'''

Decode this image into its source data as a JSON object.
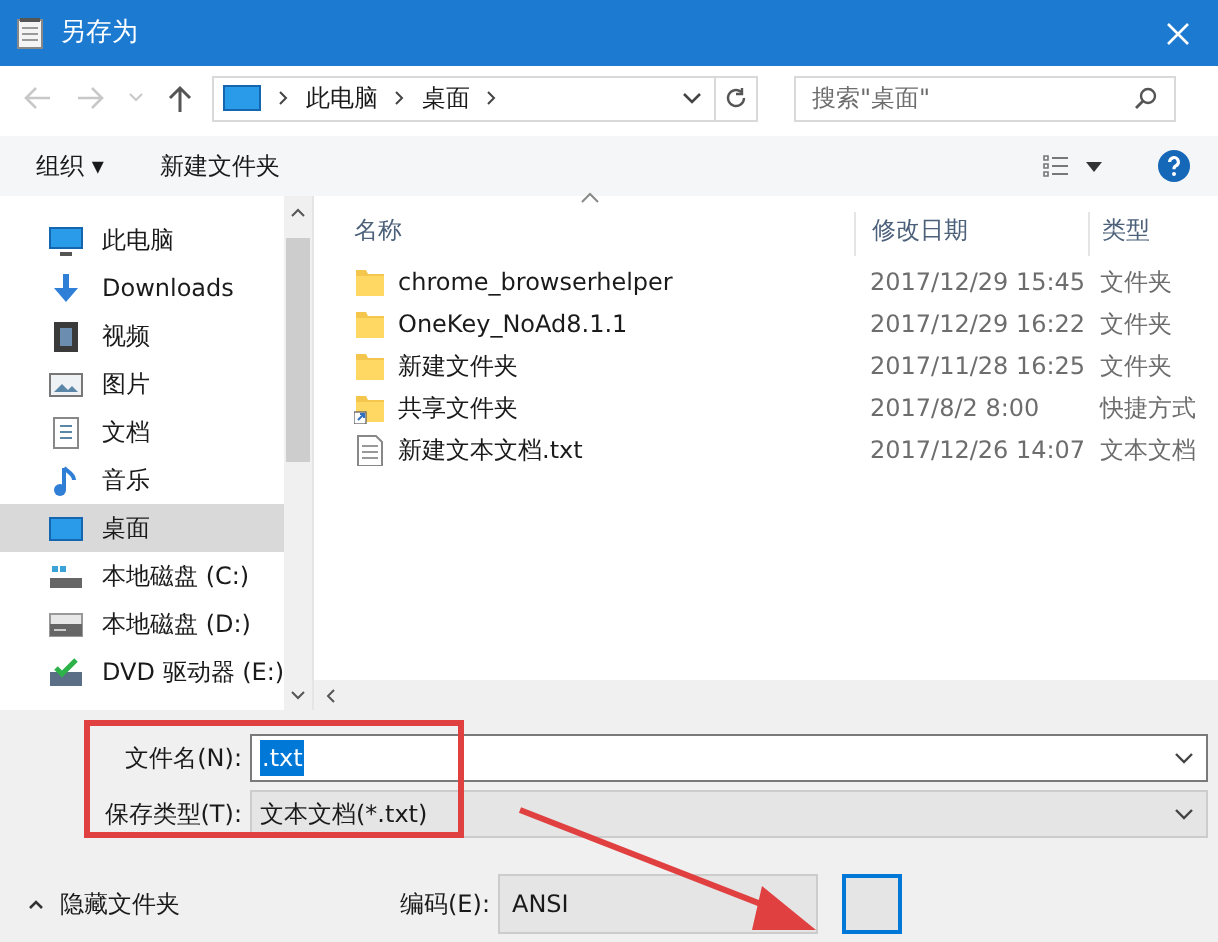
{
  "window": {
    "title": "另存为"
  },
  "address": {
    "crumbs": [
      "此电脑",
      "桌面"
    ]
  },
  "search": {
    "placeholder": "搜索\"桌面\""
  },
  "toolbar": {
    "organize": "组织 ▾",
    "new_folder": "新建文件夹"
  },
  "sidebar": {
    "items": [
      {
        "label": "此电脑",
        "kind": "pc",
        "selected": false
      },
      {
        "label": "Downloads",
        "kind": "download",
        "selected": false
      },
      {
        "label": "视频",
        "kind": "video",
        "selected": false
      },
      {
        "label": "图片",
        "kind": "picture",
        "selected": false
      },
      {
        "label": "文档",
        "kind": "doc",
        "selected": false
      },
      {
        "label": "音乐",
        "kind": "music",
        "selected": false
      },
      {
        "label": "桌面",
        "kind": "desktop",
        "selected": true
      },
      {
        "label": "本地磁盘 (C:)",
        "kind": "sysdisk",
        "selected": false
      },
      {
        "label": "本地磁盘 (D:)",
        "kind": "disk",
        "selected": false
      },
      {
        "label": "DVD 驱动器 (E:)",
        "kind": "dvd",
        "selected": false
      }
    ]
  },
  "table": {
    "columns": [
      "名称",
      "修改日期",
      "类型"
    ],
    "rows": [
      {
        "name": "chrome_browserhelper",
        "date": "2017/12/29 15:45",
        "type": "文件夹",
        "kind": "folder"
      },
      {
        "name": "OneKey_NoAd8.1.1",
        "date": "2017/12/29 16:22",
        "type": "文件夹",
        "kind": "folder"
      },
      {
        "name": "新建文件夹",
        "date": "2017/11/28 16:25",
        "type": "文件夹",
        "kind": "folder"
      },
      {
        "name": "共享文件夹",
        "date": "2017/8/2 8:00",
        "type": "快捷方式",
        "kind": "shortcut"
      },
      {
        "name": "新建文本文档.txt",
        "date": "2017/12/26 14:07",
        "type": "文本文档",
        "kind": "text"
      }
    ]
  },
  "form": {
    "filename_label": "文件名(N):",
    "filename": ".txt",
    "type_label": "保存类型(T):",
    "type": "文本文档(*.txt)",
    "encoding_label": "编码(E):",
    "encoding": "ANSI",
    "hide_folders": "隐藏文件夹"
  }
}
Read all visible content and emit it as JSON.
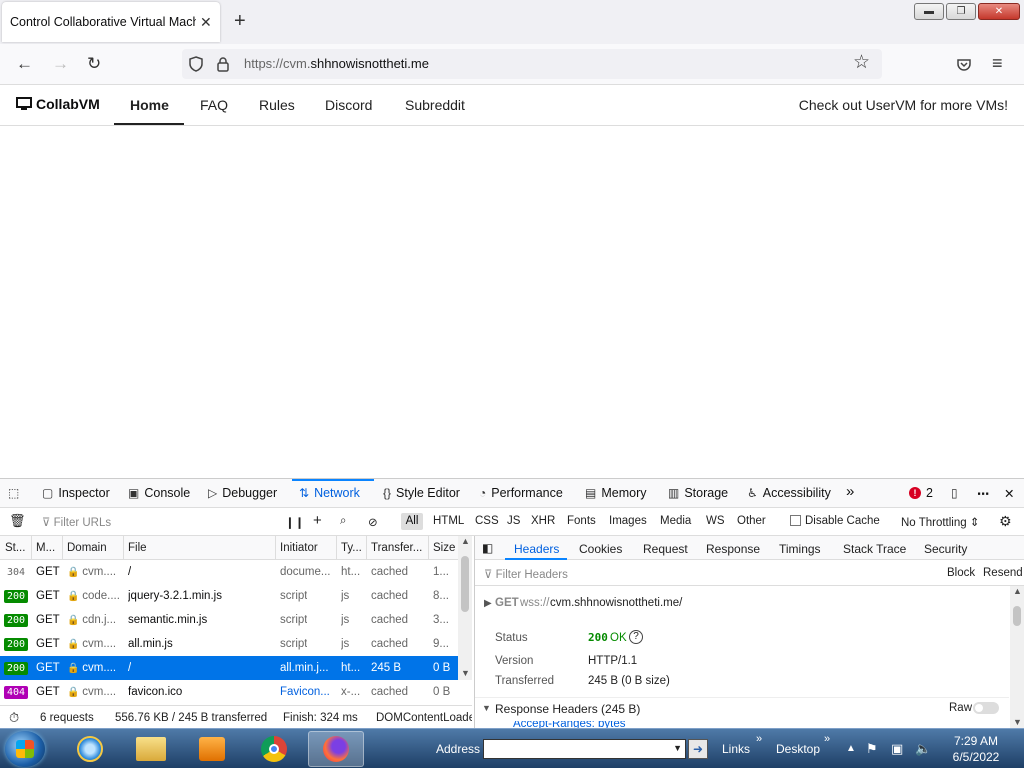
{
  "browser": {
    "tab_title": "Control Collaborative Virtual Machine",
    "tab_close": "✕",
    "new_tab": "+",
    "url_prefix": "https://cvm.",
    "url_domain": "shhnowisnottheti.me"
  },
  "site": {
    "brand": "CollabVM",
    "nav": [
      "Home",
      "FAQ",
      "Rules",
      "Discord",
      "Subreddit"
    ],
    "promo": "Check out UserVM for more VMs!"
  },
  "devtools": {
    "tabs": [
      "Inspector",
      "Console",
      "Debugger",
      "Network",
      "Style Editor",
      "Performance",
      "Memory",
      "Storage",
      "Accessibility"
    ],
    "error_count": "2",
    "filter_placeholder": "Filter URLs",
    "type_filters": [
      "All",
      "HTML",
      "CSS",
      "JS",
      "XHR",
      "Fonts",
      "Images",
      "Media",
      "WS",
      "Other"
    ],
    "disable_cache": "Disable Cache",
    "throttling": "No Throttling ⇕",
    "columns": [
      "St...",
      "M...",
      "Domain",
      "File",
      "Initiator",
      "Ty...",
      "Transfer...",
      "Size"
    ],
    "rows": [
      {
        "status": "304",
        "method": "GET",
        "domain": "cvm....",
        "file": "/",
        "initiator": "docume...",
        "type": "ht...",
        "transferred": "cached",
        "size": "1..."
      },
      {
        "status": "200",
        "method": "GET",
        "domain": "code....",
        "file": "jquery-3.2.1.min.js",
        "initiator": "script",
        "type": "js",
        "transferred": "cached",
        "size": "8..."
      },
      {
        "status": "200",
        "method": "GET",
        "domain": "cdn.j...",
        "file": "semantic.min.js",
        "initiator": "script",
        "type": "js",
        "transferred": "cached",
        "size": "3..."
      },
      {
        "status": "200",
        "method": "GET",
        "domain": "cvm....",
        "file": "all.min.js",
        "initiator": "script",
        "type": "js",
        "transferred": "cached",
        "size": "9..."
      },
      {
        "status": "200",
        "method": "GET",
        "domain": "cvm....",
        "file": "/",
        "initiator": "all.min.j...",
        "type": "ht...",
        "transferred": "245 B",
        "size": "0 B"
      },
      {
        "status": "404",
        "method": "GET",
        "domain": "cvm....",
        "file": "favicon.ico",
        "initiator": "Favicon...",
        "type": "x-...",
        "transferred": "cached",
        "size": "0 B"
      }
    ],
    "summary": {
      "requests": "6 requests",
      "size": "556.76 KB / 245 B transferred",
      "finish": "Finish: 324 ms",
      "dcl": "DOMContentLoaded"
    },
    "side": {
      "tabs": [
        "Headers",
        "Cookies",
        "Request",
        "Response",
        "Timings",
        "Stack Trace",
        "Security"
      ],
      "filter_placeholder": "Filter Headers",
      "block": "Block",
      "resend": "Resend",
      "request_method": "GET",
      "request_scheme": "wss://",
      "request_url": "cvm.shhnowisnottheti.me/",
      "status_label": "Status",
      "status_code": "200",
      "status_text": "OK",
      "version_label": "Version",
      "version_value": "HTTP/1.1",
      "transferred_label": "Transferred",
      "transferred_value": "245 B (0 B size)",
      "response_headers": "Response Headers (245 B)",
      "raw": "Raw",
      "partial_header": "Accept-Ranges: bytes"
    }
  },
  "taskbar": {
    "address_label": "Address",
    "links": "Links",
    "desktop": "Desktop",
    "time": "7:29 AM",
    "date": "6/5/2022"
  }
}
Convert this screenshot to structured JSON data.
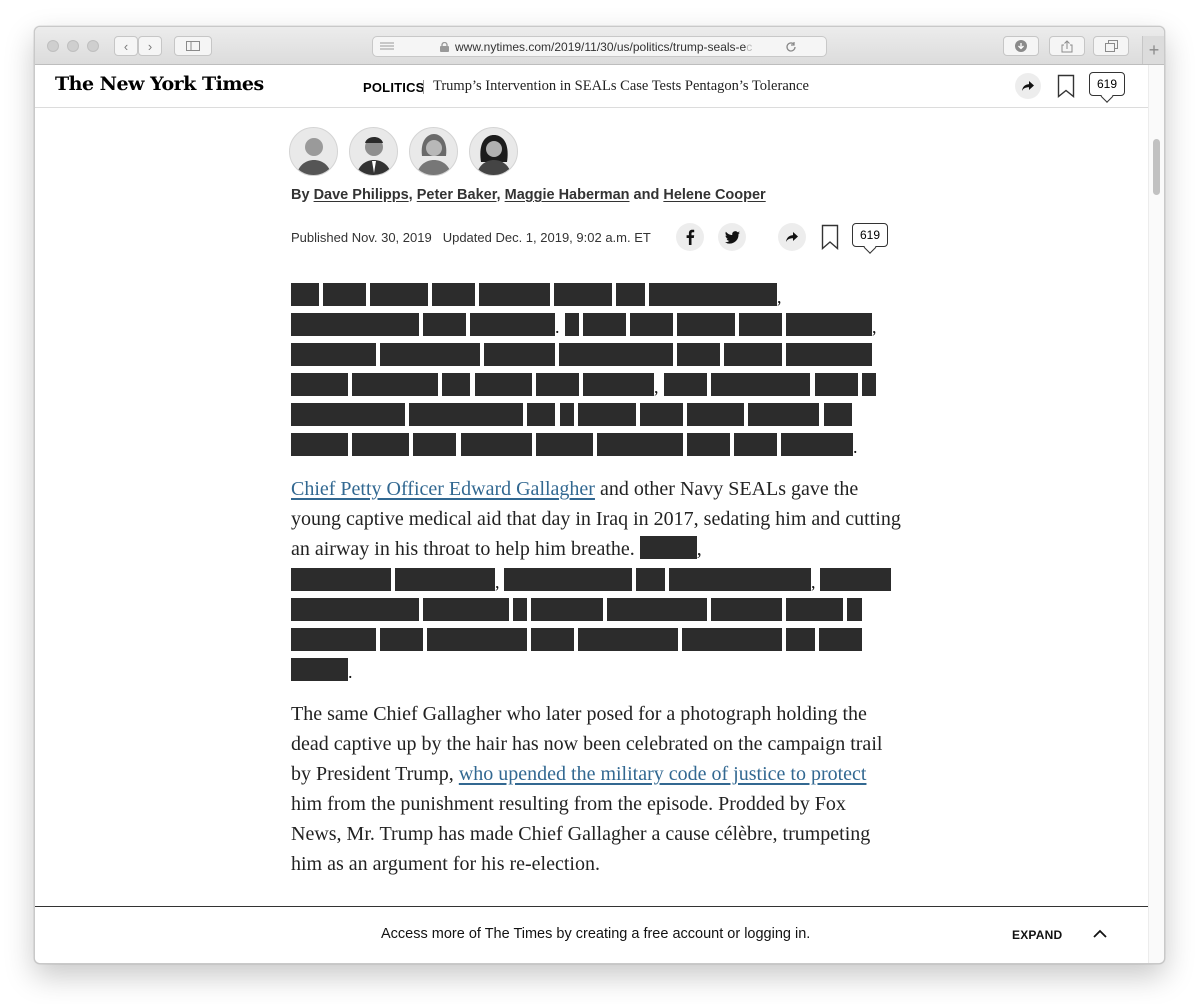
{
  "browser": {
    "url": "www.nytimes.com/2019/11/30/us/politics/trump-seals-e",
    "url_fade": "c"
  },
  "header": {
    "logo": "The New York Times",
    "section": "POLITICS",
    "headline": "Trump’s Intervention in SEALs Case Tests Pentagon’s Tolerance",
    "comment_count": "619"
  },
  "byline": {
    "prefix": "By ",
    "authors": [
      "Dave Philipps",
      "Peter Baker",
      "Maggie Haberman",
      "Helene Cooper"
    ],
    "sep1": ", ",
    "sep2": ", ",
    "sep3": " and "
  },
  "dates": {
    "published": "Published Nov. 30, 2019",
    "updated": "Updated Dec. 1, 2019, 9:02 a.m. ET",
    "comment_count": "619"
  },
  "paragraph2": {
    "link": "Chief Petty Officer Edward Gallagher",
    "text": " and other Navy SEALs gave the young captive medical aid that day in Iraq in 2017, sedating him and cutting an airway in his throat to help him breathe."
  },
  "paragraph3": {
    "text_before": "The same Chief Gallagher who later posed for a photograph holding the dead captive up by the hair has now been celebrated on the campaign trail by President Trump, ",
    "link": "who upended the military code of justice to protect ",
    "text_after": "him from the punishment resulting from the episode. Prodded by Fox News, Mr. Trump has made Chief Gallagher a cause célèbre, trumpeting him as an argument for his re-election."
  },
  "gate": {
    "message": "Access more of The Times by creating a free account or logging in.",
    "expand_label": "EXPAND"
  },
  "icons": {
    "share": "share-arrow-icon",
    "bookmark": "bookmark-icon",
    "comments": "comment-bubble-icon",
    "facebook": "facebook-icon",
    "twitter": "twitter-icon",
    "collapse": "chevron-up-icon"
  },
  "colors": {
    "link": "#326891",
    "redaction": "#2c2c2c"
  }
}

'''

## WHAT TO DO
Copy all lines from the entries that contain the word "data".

## RESPONSE FOR THIS EXERCISE
Decode this image into its source data as a JSON object.
Convert this screenshot to structured JSON data.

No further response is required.